Without including any pictures, reproduce the full listing exactly.

*DATA PROVIDED*.
_ _ _ _ _ _ _

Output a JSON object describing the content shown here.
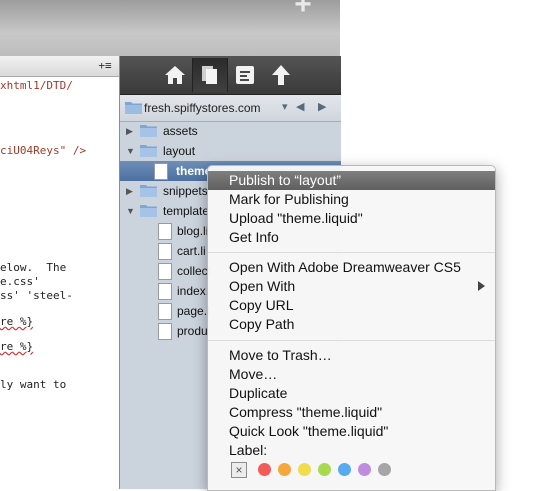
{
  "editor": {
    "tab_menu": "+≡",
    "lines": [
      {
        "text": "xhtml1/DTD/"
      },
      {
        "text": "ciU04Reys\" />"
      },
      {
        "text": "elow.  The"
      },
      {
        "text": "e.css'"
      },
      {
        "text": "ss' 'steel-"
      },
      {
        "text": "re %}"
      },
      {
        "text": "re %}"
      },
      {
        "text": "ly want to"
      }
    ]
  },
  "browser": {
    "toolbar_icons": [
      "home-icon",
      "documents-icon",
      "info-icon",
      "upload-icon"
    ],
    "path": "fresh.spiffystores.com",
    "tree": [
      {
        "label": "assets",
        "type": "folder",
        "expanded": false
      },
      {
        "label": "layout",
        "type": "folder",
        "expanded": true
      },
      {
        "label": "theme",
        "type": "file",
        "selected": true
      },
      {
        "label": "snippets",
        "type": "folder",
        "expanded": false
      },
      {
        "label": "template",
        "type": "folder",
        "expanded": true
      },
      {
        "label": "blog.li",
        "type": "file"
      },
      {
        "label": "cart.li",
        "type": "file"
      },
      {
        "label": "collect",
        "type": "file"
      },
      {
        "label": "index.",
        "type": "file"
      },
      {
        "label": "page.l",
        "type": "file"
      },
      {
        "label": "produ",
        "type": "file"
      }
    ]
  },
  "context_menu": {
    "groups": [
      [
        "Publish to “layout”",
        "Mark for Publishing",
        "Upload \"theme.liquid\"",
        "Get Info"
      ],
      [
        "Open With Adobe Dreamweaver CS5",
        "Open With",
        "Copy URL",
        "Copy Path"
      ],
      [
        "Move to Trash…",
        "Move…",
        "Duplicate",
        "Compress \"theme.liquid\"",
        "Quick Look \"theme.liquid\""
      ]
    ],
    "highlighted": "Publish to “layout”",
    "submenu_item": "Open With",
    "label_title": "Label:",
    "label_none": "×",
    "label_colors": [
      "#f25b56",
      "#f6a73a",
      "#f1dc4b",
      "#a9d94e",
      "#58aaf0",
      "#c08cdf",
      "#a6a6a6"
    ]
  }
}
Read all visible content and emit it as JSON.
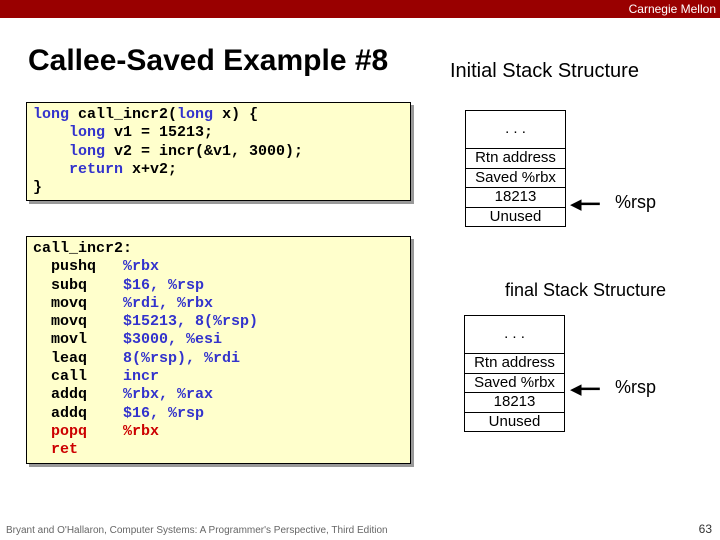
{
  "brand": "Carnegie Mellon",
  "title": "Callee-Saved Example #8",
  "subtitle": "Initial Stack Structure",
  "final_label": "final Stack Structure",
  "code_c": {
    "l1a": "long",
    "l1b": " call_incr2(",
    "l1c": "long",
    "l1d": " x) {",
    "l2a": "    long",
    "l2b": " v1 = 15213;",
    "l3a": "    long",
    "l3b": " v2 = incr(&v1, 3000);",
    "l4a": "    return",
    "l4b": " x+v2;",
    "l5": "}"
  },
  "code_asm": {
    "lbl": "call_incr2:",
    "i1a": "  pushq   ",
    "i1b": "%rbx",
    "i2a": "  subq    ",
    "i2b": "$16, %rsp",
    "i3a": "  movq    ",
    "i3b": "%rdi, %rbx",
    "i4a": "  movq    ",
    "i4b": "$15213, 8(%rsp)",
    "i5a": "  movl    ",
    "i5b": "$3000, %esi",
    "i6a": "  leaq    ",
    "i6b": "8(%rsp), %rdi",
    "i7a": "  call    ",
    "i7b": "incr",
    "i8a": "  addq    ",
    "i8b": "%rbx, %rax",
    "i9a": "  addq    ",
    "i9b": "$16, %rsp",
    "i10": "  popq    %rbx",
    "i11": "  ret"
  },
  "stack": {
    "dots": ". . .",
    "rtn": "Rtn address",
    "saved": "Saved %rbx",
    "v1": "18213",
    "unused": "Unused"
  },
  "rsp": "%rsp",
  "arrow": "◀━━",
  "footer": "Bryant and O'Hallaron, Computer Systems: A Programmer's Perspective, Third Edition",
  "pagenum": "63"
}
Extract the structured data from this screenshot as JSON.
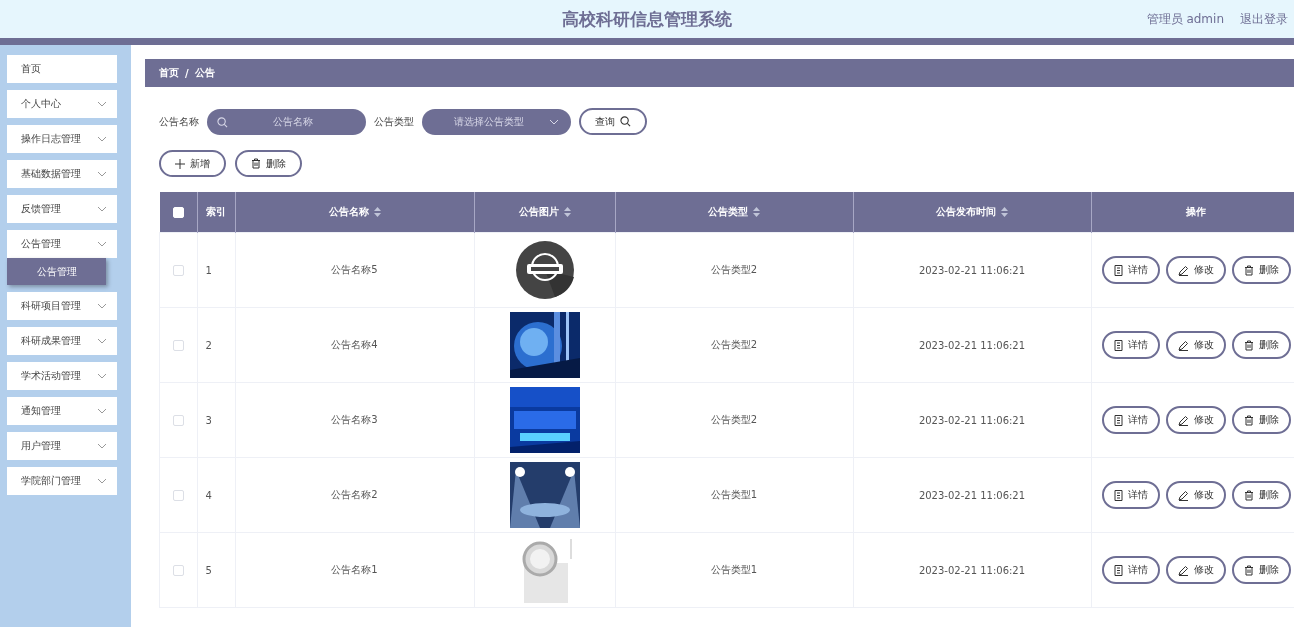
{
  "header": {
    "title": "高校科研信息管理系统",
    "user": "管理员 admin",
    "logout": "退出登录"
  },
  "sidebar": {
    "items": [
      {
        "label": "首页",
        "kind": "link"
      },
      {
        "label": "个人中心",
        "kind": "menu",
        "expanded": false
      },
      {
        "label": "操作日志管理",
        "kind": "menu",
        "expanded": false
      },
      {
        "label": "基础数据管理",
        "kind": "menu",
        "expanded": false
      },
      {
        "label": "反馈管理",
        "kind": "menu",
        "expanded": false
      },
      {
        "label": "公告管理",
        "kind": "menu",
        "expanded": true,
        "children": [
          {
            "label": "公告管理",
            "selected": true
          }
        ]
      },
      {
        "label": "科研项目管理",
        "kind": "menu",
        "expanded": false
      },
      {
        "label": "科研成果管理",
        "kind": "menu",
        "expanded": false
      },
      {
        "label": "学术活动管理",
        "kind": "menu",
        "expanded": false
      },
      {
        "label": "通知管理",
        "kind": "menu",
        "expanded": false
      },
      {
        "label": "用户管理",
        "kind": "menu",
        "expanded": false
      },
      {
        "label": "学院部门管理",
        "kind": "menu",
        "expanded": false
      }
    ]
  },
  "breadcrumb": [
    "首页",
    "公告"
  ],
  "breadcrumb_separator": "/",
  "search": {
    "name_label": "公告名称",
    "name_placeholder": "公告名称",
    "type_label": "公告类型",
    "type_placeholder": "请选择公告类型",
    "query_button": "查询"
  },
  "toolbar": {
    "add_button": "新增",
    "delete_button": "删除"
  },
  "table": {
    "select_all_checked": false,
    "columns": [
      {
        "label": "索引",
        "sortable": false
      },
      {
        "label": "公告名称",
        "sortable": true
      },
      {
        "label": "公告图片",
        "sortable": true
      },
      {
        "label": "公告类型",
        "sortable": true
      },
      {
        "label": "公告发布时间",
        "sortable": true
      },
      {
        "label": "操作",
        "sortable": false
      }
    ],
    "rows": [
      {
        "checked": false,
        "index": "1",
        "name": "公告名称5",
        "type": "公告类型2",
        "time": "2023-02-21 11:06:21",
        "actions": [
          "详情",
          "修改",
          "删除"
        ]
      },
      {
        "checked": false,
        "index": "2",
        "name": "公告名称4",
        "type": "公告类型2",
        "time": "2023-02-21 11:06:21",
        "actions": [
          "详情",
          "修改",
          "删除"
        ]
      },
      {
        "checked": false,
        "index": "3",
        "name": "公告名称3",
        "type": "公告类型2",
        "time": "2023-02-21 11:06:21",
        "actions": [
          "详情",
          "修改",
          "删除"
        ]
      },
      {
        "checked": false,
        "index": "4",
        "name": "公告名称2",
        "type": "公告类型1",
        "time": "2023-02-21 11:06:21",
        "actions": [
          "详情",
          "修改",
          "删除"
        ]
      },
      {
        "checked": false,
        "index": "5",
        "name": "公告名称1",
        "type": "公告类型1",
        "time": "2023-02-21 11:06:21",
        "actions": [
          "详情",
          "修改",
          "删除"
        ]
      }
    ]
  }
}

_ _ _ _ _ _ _

*OUTPUT OF THE TASK*.
Output a JSON object describing the content shown here.
{
  "editor": {
    "tab_menu": "+≡",
    "lines": [
      {
        "text": "xhtml1/DTD/"
      },
      {
        "text": "ciU04Reys\" />"
      },
      {
        "text": "elow.  The"
      },
      {
        "text": "e.css'"
      },
      {
        "text": "ss' 'steel-"
      },
      {
        "text": "re %}"
      },
      {
        "text": "re %}"
      },
      {
        "text": "ly want to"
      }
    ]
  },
  "browser": {
    "toolbar_icons": [
      "home-icon",
      "documents-icon",
      "info-icon",
      "upload-icon"
    ],
    "path": "fresh.spiffystores.com",
    "tree": [
      {
        "label": "assets",
        "type": "folder",
        "expanded": false
      },
      {
        "label": "layout",
        "type": "folder",
        "expanded": true
      },
      {
        "label": "theme",
        "type": "file",
        "selected": true
      },
      {
        "label": "snippets",
        "type": "folder",
        "expanded": false
      },
      {
        "label": "template",
        "type": "folder",
        "expanded": true
      },
      {
        "label": "blog.li",
        "type": "file"
      },
      {
        "label": "cart.li",
        "type": "file"
      },
      {
        "label": "collect",
        "type": "file"
      },
      {
        "label": "index.",
        "type": "file"
      },
      {
        "label": "page.l",
        "type": "file"
      },
      {
        "label": "produ",
        "type": "file"
      }
    ]
  },
  "context_menu": {
    "groups": [
      [
        "Publish to “layout”",
        "Mark for Publishing",
        "Upload \"theme.liquid\"",
        "Get Info"
      ],
      [
        "Open With Adobe Dreamweaver CS5",
        "Open With",
        "Copy URL",
        "Copy Path"
      ],
      [
        "Move to Trash…",
        "Move…",
        "Duplicate",
        "Compress \"theme.liquid\"",
        "Quick Look \"theme.liquid\""
      ]
    ],
    "highlighted": "Publish to “layout”",
    "submenu_item": "Open With",
    "label_title": "Label:",
    "label_none": "×",
    "label_colors": [
      "#f25b56",
      "#f6a73a",
      "#f1dc4b",
      "#a9d94e",
      "#58aaf0",
      "#c08cdf",
      "#a6a6a6"
    ]
  }
}
Read all visible content and emit it as JSON.
{
  "brand": "Carnegie Mellon",
  "title": "Callee-Saved Example #8",
  "subtitle": "Initial Stack Structure",
  "final_label": "final Stack Structure",
  "code_c": {
    "l1a": "long",
    "l1b": " call_incr2(",
    "l1c": "long",
    "l1d": " x) {",
    "l2a": "    long",
    "l2b": " v1 = 15213;",
    "l3a": "    long",
    "l3b": " v2 = incr(&v1, 3000);",
    "l4a": "    return",
    "l4b": " x+v2;",
    "l5": "}"
  },
  "code_asm": {
    "lbl": "call_incr2:",
    "i1a": "  pushq   ",
    "i1b": "%rbx",
    "i2a": "  subq    ",
    "i2b": "$16, %rsp",
    "i3a": "  movq    ",
    "i3b": "%rdi, %rbx",
    "i4a": "  movq    ",
    "i4b": "$15213, 8(%rsp)",
    "i5a": "  movl    ",
    "i5b": "$3000, %esi",
    "i6a": "  leaq    ",
    "i6b": "8(%rsp), %rdi",
    "i7a": "  call    ",
    "i7b": "incr",
    "i8a": "  addq    ",
    "i8b": "%rbx, %rax",
    "i9a": "  addq    ",
    "i9b": "$16, %rsp",
    "i10": "  popq    %rbx",
    "i11": "  ret"
  },
  "stack": {
    "dots": ". . .",
    "rtn": "Rtn address",
    "saved": "Saved %rbx",
    "v1": "18213",
    "unused": "Unused"
  },
  "rsp": "%rsp",
  "arrow": "◀━━",
  "footer": "Bryant and O'Hallaron, Computer Systems: A Programmer's Perspective, Third Edition",
  "pagenum": "63"
}
Extract the structured data from this screenshot as JSON.
{
  "header": {
    "title": "高校科研信息管理系统",
    "user": "管理员 admin",
    "logout": "退出登录"
  },
  "sidebar": {
    "items": [
      {
        "label": "首页",
        "kind": "link"
      },
      {
        "label": "个人中心",
        "kind": "menu",
        "expanded": false
      },
      {
        "label": "操作日志管理",
        "kind": "menu",
        "expanded": false
      },
      {
        "label": "基础数据管理",
        "kind": "menu",
        "expanded": false
      },
      {
        "label": "反馈管理",
        "kind": "menu",
        "expanded": false
      },
      {
        "label": "公告管理",
        "kind": "menu",
        "expanded": true,
        "children": [
          {
            "label": "公告管理",
            "selected": true
          }
        ]
      },
      {
        "label": "科研项目管理",
        "kind": "menu",
        "expanded": false
      },
      {
        "label": "科研成果管理",
        "kind": "menu",
        "expanded": false
      },
      {
        "label": "学术活动管理",
        "kind": "menu",
        "expanded": false
      },
      {
        "label": "通知管理",
        "kind": "menu",
        "expanded": false
      },
      {
        "label": "用户管理",
        "kind": "menu",
        "expanded": false
      },
      {
        "label": "学院部门管理",
        "kind": "menu",
        "expanded": false
      }
    ]
  },
  "breadcrumb": [
    "首页",
    "公告"
  ],
  "breadcrumb_separator": "/",
  "search": {
    "name_label": "公告名称",
    "name_placeholder": "公告名称",
    "type_label": "公告类型",
    "type_placeholder": "请选择公告类型",
    "query_button": "查询"
  },
  "toolbar": {
    "add_button": "新增",
    "delete_button": "删除"
  },
  "table": {
    "select_all_checked": false,
    "columns": [
      {
        "label": "索引",
        "sortable": false
      },
      {
        "label": "公告名称",
        "sortable": true
      },
      {
        "label": "公告图片",
        "sortable": true
      },
      {
        "label": "公告类型",
        "sortable": true
      },
      {
        "label": "公告发布时间",
        "sortable": true
      },
      {
        "label": "操作",
        "sortable": false
      }
    ],
    "rows": [
      {
        "checked": false,
        "index": "1",
        "name": "公告名称5",
        "type": "公告类型2",
        "time": "2023-02-21 11:06:21",
        "actions": [
          "详情",
          "修改",
          "删除"
        ]
      },
      {
        "checked": false,
        "index": "2",
        "name": "公告名称4",
        "type": "公告类型2",
        "time": "2023-02-21 11:06:21",
        "actions": [
          "详情",
          "修改",
          "删除"
        ]
      },
      {
        "checked": false,
        "index": "3",
        "name": "公告名称3",
        "type": "公告类型2",
        "time": "2023-02-21 11:06:21",
        "actions": [
          "详情",
          "修改",
          "删除"
        ]
      },
      {
        "checked": false,
        "index": "4",
        "name": "公告名称2",
        "type": "公告类型1",
        "time": "2023-02-21 11:06:21",
        "actions": [
          "详情",
          "修改",
          "删除"
        ]
      },
      {
        "checked": false,
        "index": "5",
        "name": "公告名称1",
        "type": "公告类型1",
        "time": "2023-02-21 11:06:21",
        "actions": [
          "详情",
          "修改",
          "删除"
        ]
      }
    ]
  }
}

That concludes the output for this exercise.